» **Exercise goal**: List, from the lines below, each one with "value" in it.
========================================================================
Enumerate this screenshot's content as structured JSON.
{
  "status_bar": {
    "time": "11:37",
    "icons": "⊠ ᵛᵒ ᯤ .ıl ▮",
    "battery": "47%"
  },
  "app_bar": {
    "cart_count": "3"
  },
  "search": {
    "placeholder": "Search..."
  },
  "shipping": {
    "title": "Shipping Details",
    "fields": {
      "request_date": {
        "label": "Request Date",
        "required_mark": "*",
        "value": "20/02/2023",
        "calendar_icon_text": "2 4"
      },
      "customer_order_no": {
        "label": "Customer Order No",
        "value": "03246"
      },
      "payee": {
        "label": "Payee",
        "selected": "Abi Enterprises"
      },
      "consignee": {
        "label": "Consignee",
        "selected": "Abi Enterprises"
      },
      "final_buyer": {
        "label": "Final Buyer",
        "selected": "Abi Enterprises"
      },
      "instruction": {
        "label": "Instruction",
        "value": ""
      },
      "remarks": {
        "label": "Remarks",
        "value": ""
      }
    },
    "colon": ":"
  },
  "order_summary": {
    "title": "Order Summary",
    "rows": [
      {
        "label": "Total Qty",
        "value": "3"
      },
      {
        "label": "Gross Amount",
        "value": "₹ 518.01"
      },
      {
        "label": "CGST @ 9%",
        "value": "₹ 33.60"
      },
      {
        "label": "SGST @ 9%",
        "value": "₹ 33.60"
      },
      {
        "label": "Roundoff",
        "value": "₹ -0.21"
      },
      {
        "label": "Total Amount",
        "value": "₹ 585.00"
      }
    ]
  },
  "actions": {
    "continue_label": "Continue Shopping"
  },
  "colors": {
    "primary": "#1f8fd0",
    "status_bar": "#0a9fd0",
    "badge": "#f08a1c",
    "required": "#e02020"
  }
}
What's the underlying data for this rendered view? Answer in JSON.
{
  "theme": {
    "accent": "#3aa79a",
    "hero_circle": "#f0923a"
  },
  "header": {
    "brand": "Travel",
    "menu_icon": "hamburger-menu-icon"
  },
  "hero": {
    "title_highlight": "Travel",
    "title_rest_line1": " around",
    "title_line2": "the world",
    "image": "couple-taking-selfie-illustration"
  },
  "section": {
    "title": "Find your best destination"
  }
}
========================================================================
» **Solution for this exercise**:
        "value": "20/02/2023",
        "value": "03246"
        "value": ""
        "value": ""
        "value": "3"
        "value": "₹ 518.01"
        "value": "₹ 33.60"
        "value": "₹ 33.60"
        "value": "₹ -0.21"
        "value": "₹ 585.00"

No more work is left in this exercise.